*WHAT IS BEING ASKED*:
A verbatim reprint of the records below is what this exercise asks for.

■ ■ ■ ■ ■

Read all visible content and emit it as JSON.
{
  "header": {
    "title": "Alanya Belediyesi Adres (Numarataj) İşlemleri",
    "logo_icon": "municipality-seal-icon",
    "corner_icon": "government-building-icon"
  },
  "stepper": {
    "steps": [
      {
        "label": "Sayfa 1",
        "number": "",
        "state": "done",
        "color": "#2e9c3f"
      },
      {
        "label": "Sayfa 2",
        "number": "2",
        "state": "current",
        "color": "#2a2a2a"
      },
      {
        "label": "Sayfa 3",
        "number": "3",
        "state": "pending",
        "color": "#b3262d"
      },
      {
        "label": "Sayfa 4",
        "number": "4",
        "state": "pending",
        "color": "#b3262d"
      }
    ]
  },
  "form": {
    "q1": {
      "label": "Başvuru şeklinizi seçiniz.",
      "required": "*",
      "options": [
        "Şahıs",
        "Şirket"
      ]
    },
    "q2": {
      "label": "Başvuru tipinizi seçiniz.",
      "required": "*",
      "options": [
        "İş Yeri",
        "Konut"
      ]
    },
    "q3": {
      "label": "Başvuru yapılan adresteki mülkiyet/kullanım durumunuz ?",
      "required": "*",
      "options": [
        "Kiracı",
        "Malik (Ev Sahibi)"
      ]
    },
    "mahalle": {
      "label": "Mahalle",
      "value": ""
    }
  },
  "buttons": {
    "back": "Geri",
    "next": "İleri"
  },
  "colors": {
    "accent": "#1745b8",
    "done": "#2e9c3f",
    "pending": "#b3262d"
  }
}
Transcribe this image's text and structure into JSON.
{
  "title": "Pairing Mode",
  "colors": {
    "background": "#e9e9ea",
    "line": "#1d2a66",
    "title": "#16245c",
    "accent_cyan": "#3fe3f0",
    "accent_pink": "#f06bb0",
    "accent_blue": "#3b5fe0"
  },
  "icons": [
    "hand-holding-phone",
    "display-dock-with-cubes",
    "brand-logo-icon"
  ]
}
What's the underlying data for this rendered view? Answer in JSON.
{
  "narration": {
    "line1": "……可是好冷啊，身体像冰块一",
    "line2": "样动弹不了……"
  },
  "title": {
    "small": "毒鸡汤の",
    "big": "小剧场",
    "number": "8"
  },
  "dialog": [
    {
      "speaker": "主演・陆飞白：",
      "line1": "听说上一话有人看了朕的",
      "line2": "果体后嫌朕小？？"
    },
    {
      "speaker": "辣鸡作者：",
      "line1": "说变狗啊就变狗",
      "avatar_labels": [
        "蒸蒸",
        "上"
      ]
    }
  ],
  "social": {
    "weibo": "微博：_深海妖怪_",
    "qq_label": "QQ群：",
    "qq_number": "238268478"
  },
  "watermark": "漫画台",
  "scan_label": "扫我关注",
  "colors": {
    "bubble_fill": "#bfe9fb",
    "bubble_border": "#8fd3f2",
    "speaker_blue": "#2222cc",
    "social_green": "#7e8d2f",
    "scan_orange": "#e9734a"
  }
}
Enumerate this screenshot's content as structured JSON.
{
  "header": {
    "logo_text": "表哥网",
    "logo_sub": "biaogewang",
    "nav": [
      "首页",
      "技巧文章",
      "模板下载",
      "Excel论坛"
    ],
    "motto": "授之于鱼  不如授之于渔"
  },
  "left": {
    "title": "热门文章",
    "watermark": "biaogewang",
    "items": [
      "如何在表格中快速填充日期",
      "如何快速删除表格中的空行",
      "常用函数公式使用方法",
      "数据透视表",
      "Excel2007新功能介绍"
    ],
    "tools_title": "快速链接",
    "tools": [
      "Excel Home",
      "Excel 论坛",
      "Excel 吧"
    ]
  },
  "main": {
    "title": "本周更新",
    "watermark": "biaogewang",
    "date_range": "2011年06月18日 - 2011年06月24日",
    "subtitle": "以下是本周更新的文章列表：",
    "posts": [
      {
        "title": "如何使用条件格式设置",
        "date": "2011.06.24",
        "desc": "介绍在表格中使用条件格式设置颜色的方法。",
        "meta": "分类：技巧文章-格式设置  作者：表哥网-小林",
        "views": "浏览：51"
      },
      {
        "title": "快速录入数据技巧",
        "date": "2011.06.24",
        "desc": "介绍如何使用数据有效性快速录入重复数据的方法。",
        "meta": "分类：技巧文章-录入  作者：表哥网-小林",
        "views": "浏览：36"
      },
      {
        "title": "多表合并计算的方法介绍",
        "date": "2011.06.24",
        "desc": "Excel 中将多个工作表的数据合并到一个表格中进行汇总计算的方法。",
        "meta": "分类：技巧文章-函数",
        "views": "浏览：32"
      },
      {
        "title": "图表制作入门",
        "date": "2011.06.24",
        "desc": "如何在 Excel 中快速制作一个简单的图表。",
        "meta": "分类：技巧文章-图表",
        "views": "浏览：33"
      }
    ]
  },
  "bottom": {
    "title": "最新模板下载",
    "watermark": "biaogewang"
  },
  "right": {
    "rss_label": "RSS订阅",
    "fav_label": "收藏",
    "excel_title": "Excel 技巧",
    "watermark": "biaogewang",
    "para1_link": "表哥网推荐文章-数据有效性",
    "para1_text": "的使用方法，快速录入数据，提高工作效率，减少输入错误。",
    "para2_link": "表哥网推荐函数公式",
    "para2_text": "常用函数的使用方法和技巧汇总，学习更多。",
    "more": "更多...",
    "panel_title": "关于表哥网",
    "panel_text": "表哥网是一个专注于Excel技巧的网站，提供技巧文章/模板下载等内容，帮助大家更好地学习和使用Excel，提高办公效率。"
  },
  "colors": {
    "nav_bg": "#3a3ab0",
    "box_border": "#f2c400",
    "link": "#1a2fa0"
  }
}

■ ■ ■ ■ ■

*OUTPUT*:
Read all visible content and emit it as JSON.
{
  "header": {
    "title": "Alanya Belediyesi Adres (Numarataj) İşlemleri",
    "logo_icon": "municipality-seal-icon",
    "corner_icon": "government-building-icon"
  },
  "stepper": {
    "steps": [
      {
        "label": "Sayfa 1",
        "number": "",
        "state": "done",
        "color": "#2e9c3f"
      },
      {
        "label": "Sayfa 2",
        "number": "2",
        "state": "current",
        "color": "#2a2a2a"
      },
      {
        "label": "Sayfa 3",
        "number": "3",
        "state": "pending",
        "color": "#b3262d"
      },
      {
        "label": "Sayfa 4",
        "number": "4",
        "state": "pending",
        "color": "#b3262d"
      }
    ]
  },
  "form": {
    "q1": {
      "label": "Başvuru şeklinizi seçiniz.",
      "required": "*",
      "options": [
        "Şahıs",
        "Şirket"
      ]
    },
    "q2": {
      "label": "Başvuru tipinizi seçiniz.",
      "required": "*",
      "options": [
        "İş Yeri",
        "Konut"
      ]
    },
    "q3": {
      "label": "Başvuru yapılan adresteki mülkiyet/kullanım durumunuz ?",
      "required": "*",
      "options": [
        "Kiracı",
        "Malik (Ev Sahibi)"
      ]
    },
    "mahalle": {
      "label": "Mahalle",
      "value": ""
    }
  },
  "buttons": {
    "back": "Geri",
    "next": "İleri"
  },
  "colors": {
    "accent": "#1745b8",
    "done": "#2e9c3f",
    "pending": "#b3262d"
  }
}
Transcribe this image's text and structure into JSON.
{
  "title": "Pairing Mode",
  "colors": {
    "background": "#e9e9ea",
    "line": "#1d2a66",
    "title": "#16245c",
    "accent_cyan": "#3fe3f0",
    "accent_pink": "#f06bb0",
    "accent_blue": "#3b5fe0"
  },
  "icons": [
    "hand-holding-phone",
    "display-dock-with-cubes",
    "brand-logo-icon"
  ]
}
What's the underlying data for this rendered view? Answer in JSON.
{
  "narration": {
    "line1": "……可是好冷啊，身体像冰块一",
    "line2": "样动弹不了……"
  },
  "title": {
    "small": "毒鸡汤の",
    "big": "小剧场",
    "number": "8"
  },
  "dialog": [
    {
      "speaker": "主演・陆飞白：",
      "line1": "听说上一话有人看了朕的",
      "line2": "果体后嫌朕小？？"
    },
    {
      "speaker": "辣鸡作者：",
      "line1": "说变狗啊就变狗",
      "avatar_labels": [
        "蒸蒸",
        "上"
      ]
    }
  ],
  "social": {
    "weibo": "微博：_深海妖怪_",
    "qq_label": "QQ群：",
    "qq_number": "238268478"
  },
  "watermark": "漫画台",
  "scan_label": "扫我关注",
  "colors": {
    "bubble_fill": "#bfe9fb",
    "bubble_border": "#8fd3f2",
    "speaker_blue": "#2222cc",
    "social_green": "#7e8d2f",
    "scan_orange": "#e9734a"
  }
}
Enumerate this screenshot's content as structured JSON.
{
  "header": {
    "logo_text": "表哥网",
    "logo_sub": "biaogewang",
    "nav": [
      "首页",
      "技巧文章",
      "模板下载",
      "Excel论坛"
    ],
    "motto": "授之于鱼  不如授之于渔"
  },
  "left": {
    "title": "热门文章",
    "watermark": "biaogewang",
    "items": [
      "如何在表格中快速填充日期",
      "如何快速删除表格中的空行",
      "常用函数公式使用方法",
      "数据透视表",
      "Excel2007新功能介绍"
    ],
    "tools_title": "快速链接",
    "tools": [
      "Excel Home",
      "Excel 论坛",
      "Excel 吧"
    ]
  },
  "main": {
    "title": "本周更新",
    "watermark": "biaogewang",
    "date_range": "2011年06月18日 - 2011年06月24日",
    "subtitle": "以下是本周更新的文章列表：",
    "posts": [
      {
        "title": "如何使用条件格式设置",
        "date": "2011.06.24",
        "desc": "介绍在表格中使用条件格式设置颜色的方法。",
        "meta": "分类：技巧文章-格式设置  作者：表哥网-小林",
        "views": "浏览：51"
      },
      {
        "title": "快速录入数据技巧",
        "date": "2011.06.24",
        "desc": "介绍如何使用数据有效性快速录入重复数据的方法。",
        "meta": "分类：技巧文章-录入  作者：表哥网-小林",
        "views": "浏览：36"
      },
      {
        "title": "多表合并计算的方法介绍",
        "date": "2011.06.24",
        "desc": "Excel 中将多个工作表的数据合并到一个表格中进行汇总计算的方法。",
        "meta": "分类：技巧文章-函数",
        "views": "浏览：32"
      },
      {
        "title": "图表制作入门",
        "date": "2011.06.24",
        "desc": "如何在 Excel 中快速制作一个简单的图表。",
        "meta": "分类：技巧文章-图表",
        "views": "浏览：33"
      }
    ]
  },
  "bottom": {
    "title": "最新模板下载",
    "watermark": "biaogewang"
  },
  "right": {
    "rss_label": "RSS订阅",
    "fav_label": "收藏",
    "excel_title": "Excel 技巧",
    "watermark": "biaogewang",
    "para1_link": "表哥网推荐文章-数据有效性",
    "para1_text": "的使用方法，快速录入数据，提高工作效率，减少输入错误。",
    "para2_link": "表哥网推荐函数公式",
    "para2_text": "常用函数的使用方法和技巧汇总，学习更多。",
    "more": "更多...",
    "panel_title": "关于表哥网",
    "panel_text": "表哥网是一个专注于Excel技巧的网站，提供技巧文章/模板下载等内容，帮助大家更好地学习和使用Excel，提高办公效率。"
  },
  "colors": {
    "nav_bg": "#3a3ab0",
    "box_border": "#f2c400",
    "link": "#1a2fa0"
  }
}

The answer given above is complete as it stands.